In a slightly different but important and creative turn, I found this piece by Dr. Deepa Iyer to be a wonderful overview of “social change roles.” It both acknowledges the complexity and range of roles that communities of change agents might use to best arrange their resources to best achieve their objectives.
Universal Basic Income – Getting Ready
Covid-19 has caused more discourse and consideration of UBI than at any other time in recent history. This article is a good review of some of the fundamental issues and complications. It even considers some cryptocurrency possibilities as part of its coverage. Could it happen? Not clear yet…but if it could…social work might well be part of making it so, and making it work.
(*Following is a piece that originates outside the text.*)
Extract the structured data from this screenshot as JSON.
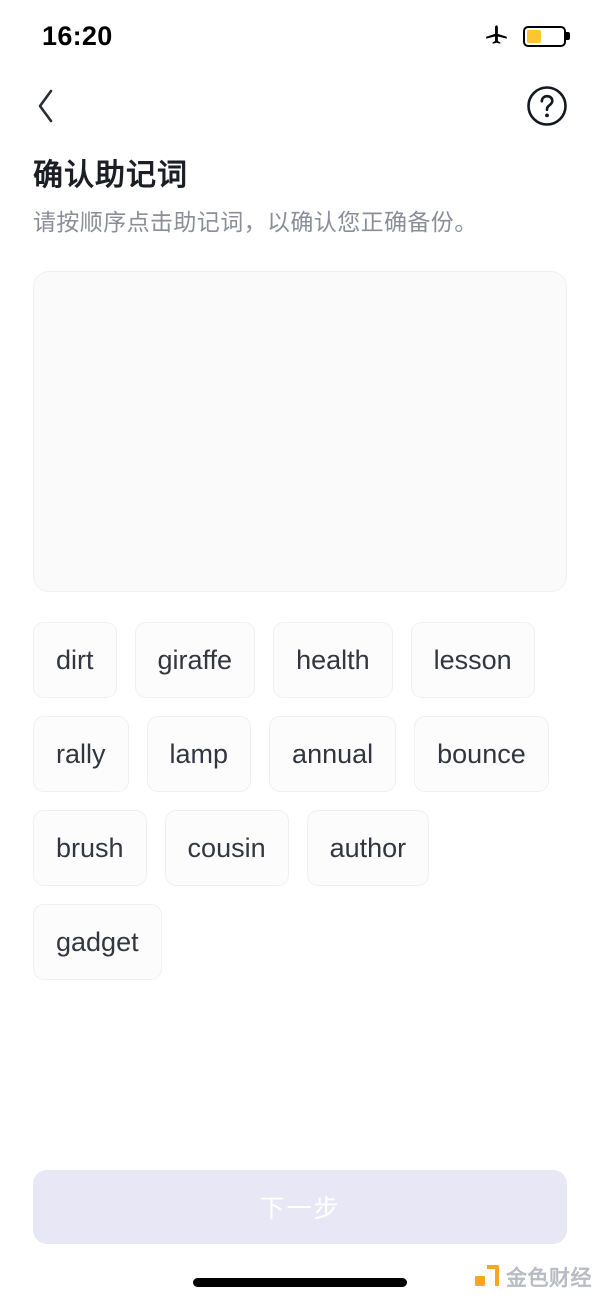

Another interesting initiative (connected to previous U.S. presidential candidate Andrew Yang) is called the Data Dividend Project which aims to use class action law to develop direct payments to individuals based on large scale use of data by a number of well-known corporations. I’m not endorsing (haven’t studied it deeply enough to do so yet) but in general I find the spirit behind this kind of thing relevant and fascinating.
Crip Technoscience Manifesto
As I’ve had the pleasure of attending a variety of futures gatherings the last few years, I’ve had the opportunity to hear from many medical and technology experts seeking to find cures and/or restore life and functioning from a wide variety of degenerative diseases, conditions or injuries. It is a truly fascinating time to be alive to see the ways that technology can intersect with human need. That said, it is also very complicated to assess who decides what should or should not be considered a disability, what corrective or restorative solutions should be available or what they should be like. I recently ran across this article (Crip Technoscience Manifesto) and it seemed a really important part of ethical and critical framing of these kinds of issues. Through its centering of power and voice of people living with and experiencing disabilities as an essential element – I found it both incredibly inspiring as well as useful in navigating how to think about, interrogate and move among a great deal of activity happening in this space.